With his chanson-like songs, Franz Josef Degenhardt was so ingrained in the consciousness of German speakers that it is impossible to think of an appropriate British comparison. His eloquence, seniority and track record elevated him to quasi-Dylan status wherever German is spoken. A goodly proportion of several generations knew and could sing his songs.
Degenhardt's death made the front page of the Frankfurter Allgemeine newspaper; the day after his death, his fellow Liedermacher [song-maker] Wolf Biermann turned 75; only Biermann matches Degenhardt in status.A hero of the counter-culture, Degenhardt waged what was termed Klassenkampf mit Klampfe [class war with guitar]. At points between 1965 and 1974 it seemed as if a whole generation of politically aware German youth was studiously absorbing, dissecting and drawing succour from his every word. Albums such as Spiel Nicht Mit Den Schmuddelkindern ("Don't play with the grubby children", 1965) and Väterchen Franz ("Little Father Franz", 1967) – the latter one of many with exquisite artwork by his sister-in-law Gertrude Degenhardt – were obligatory listening for anyone with a left or liberal leaning. As an individual, I can attest that he was unfailingly courteous and approachable.
Born in 1931, after graduating in law, he took up a post at the Institute for European Law in Saarbrücken in 1961. He became a Doctor of Jurisprudence in 1966. Defending social democrats, communists and, in 1972-73, members of the Baader Meinhof gang, did not endear him to conservative West Germans.
His legal mind and training equipped him to hit home with precision in song; his writing was direct and demotic, ironical and barbed, his songs literate and literary. He admitted that, as the family breadwinner, the need to augment his salary motivated his early songs, and by the early 1960s he was making money. By 1963 his first album Zwischen Null Uhr Und Mitternacht ("Between zero hour and midnight") was delivering squibs with a chansonnier élan that would have done Brassens and Brel proud.

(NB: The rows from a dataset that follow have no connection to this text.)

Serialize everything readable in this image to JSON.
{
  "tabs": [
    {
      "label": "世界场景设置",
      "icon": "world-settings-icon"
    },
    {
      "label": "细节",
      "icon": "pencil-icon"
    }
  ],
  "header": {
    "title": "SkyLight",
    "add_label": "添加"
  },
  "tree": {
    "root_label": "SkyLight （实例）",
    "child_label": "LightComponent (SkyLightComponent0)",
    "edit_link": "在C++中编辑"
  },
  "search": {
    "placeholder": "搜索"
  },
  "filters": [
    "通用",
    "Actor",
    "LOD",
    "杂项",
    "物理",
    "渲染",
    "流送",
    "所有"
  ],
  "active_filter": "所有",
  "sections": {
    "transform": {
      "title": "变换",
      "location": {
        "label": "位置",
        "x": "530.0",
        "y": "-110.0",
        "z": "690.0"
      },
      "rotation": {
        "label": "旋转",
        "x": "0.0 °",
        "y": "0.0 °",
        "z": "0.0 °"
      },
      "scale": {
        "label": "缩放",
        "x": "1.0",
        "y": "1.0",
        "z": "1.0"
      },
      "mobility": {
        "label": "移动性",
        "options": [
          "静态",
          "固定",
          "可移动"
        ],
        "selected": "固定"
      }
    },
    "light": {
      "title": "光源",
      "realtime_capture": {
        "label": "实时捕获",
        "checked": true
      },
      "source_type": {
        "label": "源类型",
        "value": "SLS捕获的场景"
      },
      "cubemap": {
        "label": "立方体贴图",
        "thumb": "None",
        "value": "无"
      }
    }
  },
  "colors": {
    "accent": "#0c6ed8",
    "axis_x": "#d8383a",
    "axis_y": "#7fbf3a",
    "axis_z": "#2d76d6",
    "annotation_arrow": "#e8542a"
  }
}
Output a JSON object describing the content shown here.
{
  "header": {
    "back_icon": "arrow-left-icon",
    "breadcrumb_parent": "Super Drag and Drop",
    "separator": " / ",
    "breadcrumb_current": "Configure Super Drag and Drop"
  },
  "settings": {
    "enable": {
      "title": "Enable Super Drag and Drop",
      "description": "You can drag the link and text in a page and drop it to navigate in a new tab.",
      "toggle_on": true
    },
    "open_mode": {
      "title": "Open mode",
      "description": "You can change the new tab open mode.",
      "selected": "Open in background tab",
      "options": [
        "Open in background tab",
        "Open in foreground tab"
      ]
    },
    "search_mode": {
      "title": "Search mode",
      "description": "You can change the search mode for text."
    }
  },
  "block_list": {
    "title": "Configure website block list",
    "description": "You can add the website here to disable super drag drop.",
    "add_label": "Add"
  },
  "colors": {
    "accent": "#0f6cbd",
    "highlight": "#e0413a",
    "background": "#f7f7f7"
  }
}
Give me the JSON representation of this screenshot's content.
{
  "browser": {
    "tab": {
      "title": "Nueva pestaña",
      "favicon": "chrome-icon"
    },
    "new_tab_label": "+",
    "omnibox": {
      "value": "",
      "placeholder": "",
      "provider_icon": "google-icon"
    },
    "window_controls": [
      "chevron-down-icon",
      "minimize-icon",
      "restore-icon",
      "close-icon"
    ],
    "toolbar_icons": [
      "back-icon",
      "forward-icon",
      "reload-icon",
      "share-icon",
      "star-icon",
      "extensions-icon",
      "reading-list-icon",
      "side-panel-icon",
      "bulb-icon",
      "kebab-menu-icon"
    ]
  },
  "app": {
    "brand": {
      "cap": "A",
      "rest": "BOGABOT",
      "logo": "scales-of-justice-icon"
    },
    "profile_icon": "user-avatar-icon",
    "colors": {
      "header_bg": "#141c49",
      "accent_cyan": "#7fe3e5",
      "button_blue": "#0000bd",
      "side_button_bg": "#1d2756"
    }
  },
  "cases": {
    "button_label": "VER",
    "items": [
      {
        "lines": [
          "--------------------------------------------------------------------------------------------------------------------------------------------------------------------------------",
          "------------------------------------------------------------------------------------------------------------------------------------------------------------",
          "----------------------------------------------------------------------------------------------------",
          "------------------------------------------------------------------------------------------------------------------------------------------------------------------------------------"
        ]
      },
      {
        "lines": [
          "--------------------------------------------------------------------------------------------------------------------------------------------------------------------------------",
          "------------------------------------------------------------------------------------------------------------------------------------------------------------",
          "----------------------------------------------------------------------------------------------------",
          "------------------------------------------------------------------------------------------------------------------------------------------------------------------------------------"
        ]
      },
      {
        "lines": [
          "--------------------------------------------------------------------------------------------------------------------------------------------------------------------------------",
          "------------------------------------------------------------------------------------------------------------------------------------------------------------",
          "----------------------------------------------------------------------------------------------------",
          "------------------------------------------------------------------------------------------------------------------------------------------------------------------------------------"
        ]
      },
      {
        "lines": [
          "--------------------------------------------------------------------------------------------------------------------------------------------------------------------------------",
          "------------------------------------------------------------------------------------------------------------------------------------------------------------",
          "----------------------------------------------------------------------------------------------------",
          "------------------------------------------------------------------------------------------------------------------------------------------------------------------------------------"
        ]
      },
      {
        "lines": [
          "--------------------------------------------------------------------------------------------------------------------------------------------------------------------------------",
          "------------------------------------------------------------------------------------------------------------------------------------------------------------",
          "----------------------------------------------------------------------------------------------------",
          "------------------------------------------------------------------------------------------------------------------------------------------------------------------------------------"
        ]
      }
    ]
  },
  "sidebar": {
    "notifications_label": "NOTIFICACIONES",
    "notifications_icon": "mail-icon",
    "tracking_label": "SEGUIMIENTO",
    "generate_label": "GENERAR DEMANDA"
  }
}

He became a stalwart of the Burg Waldeck Festivals, the shoaling ground of politically engaged singers, appearing every year between 1964 and 1969. With typical flair, in 1968 he turned his back on what David Robb, in hisbook Protest Song in East and WestGermany since the 1960s (2007) calls the "liberal bourgeois circles" thathad taken him to heart. His manifesto was contained in the elegant simplicity of "Zwischentöne sind bloss Krampf im Klassenkampf" ("Nuances arejust convulsions in the class war") – a counterblast, he sings, to peole, telling him, "You only paint in black and white".
By 1975 it was estimated that he had sold 400,000 albums in West Germany, an extraordinary feat for a nationattuned to sentimental or boom-bang-a-bang Schlager, dodgy Volksmusik, second-rate beat music and James Last instrumentals. It was doubly impressive because, as part of the 68er-Bewegung [1968 Movement], he targeted West Germany's pernicious Berufsverbot ("banning from a profession") system which chiefly barred those withradical views from working for thegovernment. Displays of wry humour were as likely as his rolled rrr's. Inevitably, his work also appeared on East Germany's state-controlled Amiga record label, alongside the likes of Billy Bragg, Dick Gaughan, Ravi Shankar and Phil Collins.

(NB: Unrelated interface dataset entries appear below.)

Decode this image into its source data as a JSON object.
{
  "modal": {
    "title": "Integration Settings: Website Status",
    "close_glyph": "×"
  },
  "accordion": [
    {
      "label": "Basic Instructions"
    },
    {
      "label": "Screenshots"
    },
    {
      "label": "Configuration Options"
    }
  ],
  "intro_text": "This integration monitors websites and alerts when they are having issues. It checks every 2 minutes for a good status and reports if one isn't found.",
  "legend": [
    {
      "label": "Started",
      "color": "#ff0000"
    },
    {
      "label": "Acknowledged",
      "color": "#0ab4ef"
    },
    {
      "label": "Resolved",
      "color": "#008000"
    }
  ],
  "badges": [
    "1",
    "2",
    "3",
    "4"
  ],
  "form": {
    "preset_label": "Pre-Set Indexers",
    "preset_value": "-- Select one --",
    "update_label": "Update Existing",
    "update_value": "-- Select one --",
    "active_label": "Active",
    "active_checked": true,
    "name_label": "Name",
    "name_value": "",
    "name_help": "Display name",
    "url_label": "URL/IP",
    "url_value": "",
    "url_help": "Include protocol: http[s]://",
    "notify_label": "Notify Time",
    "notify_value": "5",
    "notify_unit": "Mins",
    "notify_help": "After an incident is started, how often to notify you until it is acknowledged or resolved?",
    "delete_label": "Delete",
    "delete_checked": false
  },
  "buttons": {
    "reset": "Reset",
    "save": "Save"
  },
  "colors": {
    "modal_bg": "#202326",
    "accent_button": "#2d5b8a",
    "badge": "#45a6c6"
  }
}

He also wrote prose including the novels Zündschnüre ("Fuses", 1973) about the pre- and post-Nazi-era, the anti-fascist Edelweisspiraten ("Edelweiss pirates") and, closer to home, Der Liedermacher (1982). Fictions fed or bled into swathes of his songs. The lengthy title song of the magisterial Café nach dem Fall (2000) remains a masterpiece, an alternative Desolation Row confabulation with interjections about Bach, the Rolling Stones, smoking crack, Rudi Dutschke, Auschwitz and more.
His sons Jan and Kai continue the family trade of Liedermacher.
Franz Josef Degenhardt, songwriter, novelist and lawyer: born Schweim, Germany 2 December 1931; married (two sons): died Quickborn, Germany 14 November 2011.